- To do: Look through the entries for the string "image", and copy each line that holds it.

- Extracted data:
+++++

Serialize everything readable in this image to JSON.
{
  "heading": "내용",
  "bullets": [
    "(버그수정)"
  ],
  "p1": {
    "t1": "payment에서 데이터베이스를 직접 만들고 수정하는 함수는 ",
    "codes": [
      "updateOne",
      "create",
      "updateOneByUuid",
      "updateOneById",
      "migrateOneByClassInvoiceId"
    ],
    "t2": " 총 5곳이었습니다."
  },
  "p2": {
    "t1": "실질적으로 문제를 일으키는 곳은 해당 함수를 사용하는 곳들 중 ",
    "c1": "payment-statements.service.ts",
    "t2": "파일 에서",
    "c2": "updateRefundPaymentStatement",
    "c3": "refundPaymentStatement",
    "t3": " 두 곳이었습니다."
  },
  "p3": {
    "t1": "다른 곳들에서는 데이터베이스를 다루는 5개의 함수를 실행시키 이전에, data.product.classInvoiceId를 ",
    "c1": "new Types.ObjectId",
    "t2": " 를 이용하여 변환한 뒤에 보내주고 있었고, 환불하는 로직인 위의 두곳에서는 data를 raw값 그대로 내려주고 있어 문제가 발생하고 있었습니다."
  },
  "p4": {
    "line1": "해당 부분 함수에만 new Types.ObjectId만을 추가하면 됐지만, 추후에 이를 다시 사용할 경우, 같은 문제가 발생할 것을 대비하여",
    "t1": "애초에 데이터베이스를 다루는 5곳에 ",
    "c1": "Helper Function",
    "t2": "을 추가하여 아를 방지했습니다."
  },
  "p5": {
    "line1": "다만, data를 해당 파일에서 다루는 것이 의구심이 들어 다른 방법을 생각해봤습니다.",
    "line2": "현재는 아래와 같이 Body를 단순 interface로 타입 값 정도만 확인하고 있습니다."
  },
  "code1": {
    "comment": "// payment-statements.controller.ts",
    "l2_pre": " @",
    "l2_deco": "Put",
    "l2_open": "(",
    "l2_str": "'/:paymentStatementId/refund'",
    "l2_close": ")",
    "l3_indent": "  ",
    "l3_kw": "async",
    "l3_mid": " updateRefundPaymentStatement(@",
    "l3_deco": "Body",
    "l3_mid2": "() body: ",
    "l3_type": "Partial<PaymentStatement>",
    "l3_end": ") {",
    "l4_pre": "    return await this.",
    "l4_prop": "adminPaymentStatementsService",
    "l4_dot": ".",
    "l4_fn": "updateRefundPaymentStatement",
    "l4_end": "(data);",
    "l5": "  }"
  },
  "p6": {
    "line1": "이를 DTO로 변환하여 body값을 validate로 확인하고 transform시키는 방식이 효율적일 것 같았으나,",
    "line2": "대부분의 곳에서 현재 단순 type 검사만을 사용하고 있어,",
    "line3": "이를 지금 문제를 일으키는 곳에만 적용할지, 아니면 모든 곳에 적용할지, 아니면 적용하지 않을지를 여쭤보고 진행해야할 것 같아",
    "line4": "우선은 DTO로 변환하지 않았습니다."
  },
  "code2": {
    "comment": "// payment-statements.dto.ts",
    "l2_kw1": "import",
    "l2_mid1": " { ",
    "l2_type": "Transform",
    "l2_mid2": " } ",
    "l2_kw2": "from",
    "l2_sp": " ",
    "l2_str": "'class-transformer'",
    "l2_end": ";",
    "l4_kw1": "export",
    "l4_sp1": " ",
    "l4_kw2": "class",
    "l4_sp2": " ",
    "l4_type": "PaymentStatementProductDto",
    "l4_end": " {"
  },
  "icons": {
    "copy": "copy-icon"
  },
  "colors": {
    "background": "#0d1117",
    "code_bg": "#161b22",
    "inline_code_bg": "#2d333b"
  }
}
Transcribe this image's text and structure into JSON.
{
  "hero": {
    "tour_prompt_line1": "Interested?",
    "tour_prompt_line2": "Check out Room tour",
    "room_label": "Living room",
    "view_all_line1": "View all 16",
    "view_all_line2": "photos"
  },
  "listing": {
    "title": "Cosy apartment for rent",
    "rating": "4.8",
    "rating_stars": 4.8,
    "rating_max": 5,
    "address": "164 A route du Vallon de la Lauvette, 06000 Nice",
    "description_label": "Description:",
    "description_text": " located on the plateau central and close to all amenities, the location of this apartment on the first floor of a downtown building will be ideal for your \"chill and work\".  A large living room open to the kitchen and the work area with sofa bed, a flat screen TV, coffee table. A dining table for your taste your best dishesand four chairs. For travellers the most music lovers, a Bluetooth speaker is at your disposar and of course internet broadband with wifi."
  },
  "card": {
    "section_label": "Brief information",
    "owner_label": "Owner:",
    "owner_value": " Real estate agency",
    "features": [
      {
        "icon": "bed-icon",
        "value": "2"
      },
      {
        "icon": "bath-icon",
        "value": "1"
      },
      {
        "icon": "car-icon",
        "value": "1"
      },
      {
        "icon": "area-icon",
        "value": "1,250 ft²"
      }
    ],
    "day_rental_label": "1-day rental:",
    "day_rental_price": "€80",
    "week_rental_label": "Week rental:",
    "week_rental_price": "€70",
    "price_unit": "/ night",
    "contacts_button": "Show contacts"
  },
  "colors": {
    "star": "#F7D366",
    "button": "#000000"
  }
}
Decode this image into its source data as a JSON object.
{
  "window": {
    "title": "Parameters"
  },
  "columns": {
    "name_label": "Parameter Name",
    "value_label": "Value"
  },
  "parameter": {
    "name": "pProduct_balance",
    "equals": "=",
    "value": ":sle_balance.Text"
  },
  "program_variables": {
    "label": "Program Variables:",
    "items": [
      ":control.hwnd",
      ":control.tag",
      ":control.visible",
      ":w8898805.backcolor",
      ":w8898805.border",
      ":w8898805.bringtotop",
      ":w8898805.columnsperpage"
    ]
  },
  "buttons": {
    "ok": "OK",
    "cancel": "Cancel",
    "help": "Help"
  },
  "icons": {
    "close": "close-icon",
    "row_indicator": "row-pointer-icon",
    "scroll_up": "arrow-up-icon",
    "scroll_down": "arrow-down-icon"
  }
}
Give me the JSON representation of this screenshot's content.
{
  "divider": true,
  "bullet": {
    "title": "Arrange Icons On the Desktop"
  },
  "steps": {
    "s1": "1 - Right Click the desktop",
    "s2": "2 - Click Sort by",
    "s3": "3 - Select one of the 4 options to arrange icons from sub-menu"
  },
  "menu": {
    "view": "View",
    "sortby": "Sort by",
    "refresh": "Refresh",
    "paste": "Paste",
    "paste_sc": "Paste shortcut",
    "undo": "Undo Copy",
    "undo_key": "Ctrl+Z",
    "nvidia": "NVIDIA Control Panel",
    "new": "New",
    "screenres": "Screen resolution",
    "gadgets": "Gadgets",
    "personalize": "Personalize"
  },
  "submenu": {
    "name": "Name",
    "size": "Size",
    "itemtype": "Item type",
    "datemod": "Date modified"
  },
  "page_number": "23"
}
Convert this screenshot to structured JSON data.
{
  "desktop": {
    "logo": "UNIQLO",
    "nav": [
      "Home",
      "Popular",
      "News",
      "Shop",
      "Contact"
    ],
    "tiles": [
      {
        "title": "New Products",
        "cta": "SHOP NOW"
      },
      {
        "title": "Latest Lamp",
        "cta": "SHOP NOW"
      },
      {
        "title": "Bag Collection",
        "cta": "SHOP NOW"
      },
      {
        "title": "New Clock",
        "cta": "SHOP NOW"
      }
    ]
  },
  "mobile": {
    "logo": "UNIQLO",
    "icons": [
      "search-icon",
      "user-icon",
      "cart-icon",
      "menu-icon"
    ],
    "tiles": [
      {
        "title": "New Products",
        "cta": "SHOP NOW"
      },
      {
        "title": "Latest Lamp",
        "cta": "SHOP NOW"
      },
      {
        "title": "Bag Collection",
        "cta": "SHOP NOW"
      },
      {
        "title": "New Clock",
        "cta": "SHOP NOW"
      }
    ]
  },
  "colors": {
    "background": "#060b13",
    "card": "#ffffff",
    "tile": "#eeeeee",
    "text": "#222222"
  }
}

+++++

- Expected answer:
Serialize everything readable in this image to JSON.
Transcribe this image's text and structure into JSON.
Decode this image into its source data as a JSON object.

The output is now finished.